This, however, has been difficult to achieve as travel to other African countries is by and large a difficult process. In the not so recent past travelling from one country to another would often have to leave the continent and fly to Europe before they flew to West Africa for example.
Aside from the massive travel costs, getting visas to other African countries was often more difficult for Africans than for an international visitor to the same country. The move by Ghana will certainly have a positive effect on their tourism industry as eased travel restrictions are an incentive for Africans to travel to other countries on the continent. The more people begin to travel the more likely that travel will also become cheaper.
While Ghana is certainly a pioneer in easing its travel restrictions for Africans it is not the only country that has shown a positive change in that regard. Zimbabwe recently relaxed its visa requirements by removing the need for visas for all nationals of sadc countries. Thirty-seven countries including Equatorial Guinea and Algeria were moved to friendlier categories such as Category B where nationals can obtain a visa upon arrival in Zimbabwe. As with the shift in Ghana, this move in Zimbabwe should be beneficial in terms of making the country a more favourable tourist destination and in attracting investors.
Another positive is the return of the uni-visa between Zimbabwe and Zambia. While negotiations are still underway this should be a positive achievement as it would make travel between the two countries much easier.
Should this be successful it is likely that it would be further rolled out to include three other countries in the Kavango-Zambezi region, namely Namibia, Angola and Botswana.

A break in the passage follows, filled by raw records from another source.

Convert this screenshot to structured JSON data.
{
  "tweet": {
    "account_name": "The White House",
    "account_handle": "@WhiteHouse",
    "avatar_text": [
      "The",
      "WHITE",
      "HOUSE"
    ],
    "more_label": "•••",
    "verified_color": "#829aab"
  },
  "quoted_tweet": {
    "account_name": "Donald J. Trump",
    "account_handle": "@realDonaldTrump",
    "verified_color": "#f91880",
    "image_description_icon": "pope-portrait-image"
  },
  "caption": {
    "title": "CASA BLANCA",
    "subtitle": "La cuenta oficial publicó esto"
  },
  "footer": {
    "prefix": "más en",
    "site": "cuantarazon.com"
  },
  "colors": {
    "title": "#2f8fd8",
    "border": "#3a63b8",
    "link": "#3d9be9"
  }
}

Such a coordinated effort between African states could become the cornerstone for achieving the aims of the pan-African ideology that the founding fathers of the OAU had and envisioned.
The South African Institute of International Affairs (SAIIA) stated that the introduction of a single visa within the region would facilitate the smooth entry and travel of regional and international visitors, especially within transfrontier conservation areas, and add an estimated three to five percent to annual growth.
The institute said the move would “. . . also allow business travel to occur more easily, boosting intra-regional trade”, which in Africa is the lowest level at 12 percent of total trade, compared with 40 percent in North America and 70 percent in Europe.
Not only is there a social value to Africans travelling to other African countries but there certainly is a considerable financial reward too. It is important that African Governments set up such policies that facilitate better business environments in their countries and in their regions.
While Zimbabwe and Ghana are making changes to their domestic immigration laws, the East African Community (EAC) this month launched a regional passport for citizens of certain EAC countries – specifically Kenya, Rwanda, Uganda, Burundi and Tanzania.
The passport will come into effect in January 2017 and will allow citizens of those countries to travel internationally with the document rather than just regionally as they do now. This is a massive step in terms of integrating African countries and should serve as a pilot for other regions to follow.
While SADC has plans to move in that direction it will take massive political will by the leaders as well as adjustments to individual country policies that will then facilitate such mechanisms to be put in place.
There are genuine fears that come with opening up borders particularly in nations that consider themselves better off than their regional counterparts. The threat of war, smugglers and rebels in other countries is also a deterrent to such initiatives.
However while such threats are sincere the net benefit of integrating in such a manner particularly in more peaceful regions is immense. African nationals have the capacity to build not only their countries but also their continent together. However, this can only be made possible if Africans are exposed to and interact with each other.